Problem to work on = Find the lines of the records in which the word "desktop" appears and report how many there are, as a number alone.

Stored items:
Content starts
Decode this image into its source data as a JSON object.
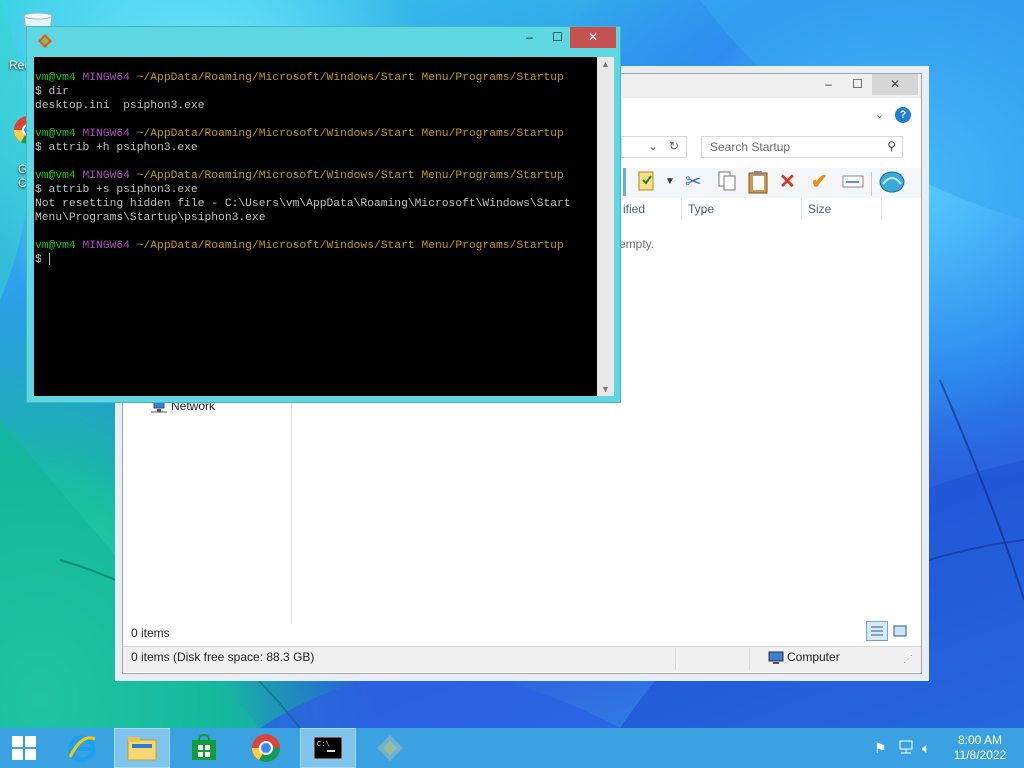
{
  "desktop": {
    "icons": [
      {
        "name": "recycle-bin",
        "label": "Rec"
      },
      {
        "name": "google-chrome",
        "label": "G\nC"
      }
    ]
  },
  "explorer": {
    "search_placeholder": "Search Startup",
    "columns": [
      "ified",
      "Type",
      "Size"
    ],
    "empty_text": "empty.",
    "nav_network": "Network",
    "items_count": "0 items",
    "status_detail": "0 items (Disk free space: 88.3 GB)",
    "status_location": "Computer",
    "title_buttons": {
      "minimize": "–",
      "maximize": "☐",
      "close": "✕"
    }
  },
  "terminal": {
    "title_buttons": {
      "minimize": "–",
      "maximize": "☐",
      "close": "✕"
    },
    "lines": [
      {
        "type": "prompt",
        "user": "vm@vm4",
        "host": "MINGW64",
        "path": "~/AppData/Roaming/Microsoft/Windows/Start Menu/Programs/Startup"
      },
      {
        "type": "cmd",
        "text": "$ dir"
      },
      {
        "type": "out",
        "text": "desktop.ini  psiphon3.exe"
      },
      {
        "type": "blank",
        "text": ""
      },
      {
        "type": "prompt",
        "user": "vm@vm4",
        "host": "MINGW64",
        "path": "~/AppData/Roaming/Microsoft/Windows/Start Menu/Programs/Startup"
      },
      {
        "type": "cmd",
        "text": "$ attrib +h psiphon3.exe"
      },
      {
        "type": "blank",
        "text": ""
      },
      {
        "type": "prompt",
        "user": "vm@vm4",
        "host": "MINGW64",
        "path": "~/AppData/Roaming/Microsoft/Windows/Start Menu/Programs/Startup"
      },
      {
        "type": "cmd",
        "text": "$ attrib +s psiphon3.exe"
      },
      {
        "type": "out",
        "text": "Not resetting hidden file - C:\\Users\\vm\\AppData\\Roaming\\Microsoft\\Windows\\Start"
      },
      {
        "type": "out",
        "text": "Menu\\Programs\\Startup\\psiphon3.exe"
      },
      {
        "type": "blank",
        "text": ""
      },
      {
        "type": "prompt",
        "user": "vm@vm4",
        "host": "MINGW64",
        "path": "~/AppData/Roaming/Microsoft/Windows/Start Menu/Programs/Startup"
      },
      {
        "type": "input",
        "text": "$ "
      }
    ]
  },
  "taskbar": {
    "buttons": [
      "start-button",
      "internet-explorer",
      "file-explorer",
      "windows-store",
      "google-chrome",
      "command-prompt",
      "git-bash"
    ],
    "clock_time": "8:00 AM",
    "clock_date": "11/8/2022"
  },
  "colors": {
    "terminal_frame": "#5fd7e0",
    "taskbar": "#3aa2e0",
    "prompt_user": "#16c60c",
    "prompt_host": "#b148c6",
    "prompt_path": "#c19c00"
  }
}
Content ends
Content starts
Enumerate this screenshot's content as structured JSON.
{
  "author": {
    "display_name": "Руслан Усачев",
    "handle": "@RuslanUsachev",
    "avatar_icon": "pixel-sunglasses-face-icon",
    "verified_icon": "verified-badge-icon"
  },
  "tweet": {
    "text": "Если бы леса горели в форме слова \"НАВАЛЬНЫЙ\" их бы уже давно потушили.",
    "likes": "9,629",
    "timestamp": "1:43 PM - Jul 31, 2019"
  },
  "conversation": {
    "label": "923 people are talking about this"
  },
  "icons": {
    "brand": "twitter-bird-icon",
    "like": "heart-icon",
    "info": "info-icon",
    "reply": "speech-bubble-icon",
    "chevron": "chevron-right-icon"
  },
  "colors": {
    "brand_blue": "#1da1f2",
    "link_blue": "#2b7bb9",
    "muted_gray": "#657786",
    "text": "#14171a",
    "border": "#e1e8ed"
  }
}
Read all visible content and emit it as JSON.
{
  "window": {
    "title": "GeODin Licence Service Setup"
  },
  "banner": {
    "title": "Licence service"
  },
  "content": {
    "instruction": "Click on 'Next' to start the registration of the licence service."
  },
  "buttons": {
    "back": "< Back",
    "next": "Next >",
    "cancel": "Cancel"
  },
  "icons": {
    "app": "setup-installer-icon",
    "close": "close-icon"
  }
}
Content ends
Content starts
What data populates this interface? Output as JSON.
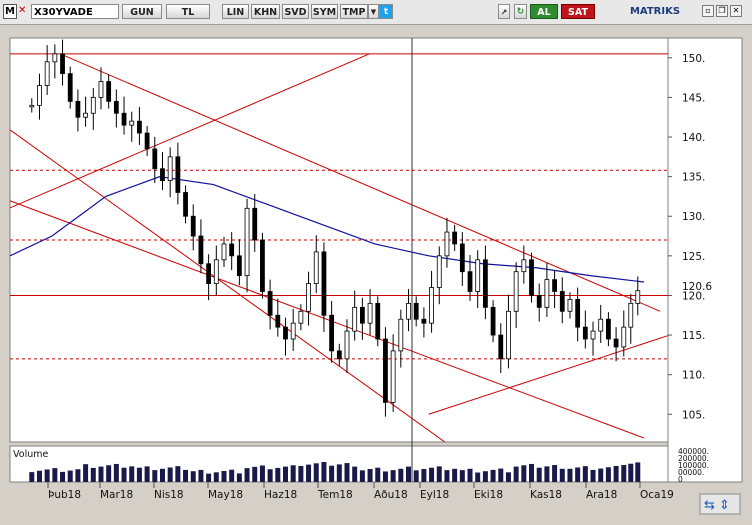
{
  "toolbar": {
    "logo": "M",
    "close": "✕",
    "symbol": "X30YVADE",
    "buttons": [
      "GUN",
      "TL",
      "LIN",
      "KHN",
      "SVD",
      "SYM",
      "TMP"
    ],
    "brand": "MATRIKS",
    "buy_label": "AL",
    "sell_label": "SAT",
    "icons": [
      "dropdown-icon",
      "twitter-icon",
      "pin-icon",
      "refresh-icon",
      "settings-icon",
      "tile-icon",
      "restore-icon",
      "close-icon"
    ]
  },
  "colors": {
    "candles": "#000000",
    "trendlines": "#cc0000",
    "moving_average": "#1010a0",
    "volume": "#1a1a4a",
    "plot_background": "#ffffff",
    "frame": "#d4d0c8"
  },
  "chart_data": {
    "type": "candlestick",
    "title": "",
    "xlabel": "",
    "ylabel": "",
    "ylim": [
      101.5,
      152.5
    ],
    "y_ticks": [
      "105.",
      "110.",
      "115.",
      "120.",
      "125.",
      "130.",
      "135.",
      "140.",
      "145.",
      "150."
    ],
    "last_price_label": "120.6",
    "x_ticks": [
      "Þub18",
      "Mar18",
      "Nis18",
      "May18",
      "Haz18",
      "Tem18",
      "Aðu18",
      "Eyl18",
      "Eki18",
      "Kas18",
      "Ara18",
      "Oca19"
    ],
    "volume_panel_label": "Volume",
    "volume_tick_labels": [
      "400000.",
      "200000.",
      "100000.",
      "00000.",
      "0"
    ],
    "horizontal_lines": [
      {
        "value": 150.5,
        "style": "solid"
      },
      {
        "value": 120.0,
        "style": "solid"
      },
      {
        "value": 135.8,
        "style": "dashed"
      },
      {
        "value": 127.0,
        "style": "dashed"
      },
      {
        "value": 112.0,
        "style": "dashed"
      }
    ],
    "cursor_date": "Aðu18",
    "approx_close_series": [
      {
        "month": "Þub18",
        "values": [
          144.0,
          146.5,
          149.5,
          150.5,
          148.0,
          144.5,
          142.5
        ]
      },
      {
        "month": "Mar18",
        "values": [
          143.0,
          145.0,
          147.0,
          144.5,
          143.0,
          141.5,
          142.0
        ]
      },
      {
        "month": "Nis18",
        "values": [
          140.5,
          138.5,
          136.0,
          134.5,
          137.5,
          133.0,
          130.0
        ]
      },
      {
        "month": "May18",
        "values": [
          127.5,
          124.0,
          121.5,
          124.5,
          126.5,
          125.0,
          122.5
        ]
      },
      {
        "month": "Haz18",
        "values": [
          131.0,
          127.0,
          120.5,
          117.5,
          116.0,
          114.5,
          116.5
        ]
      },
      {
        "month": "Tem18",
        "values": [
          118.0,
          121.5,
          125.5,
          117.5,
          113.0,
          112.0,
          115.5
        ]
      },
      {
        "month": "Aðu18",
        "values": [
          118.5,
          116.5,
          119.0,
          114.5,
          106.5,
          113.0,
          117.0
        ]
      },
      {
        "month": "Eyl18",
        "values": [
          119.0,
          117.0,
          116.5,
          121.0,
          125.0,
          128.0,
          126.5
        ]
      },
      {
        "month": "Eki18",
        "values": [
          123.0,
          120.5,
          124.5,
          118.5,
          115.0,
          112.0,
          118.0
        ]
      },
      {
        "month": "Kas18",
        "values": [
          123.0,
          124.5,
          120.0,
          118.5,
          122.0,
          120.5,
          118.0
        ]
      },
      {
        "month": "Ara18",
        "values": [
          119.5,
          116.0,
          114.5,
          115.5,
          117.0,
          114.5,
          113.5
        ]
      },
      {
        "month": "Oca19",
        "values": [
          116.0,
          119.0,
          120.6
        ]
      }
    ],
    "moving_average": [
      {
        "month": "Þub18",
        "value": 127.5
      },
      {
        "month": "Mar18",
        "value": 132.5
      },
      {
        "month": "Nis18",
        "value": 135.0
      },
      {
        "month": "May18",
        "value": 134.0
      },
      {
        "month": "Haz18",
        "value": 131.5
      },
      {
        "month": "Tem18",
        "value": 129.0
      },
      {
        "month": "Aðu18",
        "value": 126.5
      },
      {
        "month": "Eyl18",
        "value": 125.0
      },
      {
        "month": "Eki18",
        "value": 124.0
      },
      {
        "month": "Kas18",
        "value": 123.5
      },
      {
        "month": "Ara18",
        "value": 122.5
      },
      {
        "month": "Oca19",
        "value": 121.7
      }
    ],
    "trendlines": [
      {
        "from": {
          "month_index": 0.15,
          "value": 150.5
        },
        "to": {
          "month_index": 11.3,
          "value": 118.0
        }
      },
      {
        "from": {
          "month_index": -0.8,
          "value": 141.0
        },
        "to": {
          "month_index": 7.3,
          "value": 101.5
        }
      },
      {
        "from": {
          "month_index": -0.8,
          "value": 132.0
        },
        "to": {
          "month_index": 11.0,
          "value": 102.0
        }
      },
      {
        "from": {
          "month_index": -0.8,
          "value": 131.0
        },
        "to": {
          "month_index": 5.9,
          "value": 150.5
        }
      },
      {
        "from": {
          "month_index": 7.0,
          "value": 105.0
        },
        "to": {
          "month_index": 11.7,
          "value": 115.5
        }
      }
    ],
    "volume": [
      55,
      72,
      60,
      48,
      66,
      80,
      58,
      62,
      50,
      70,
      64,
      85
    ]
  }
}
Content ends
The completed task = 2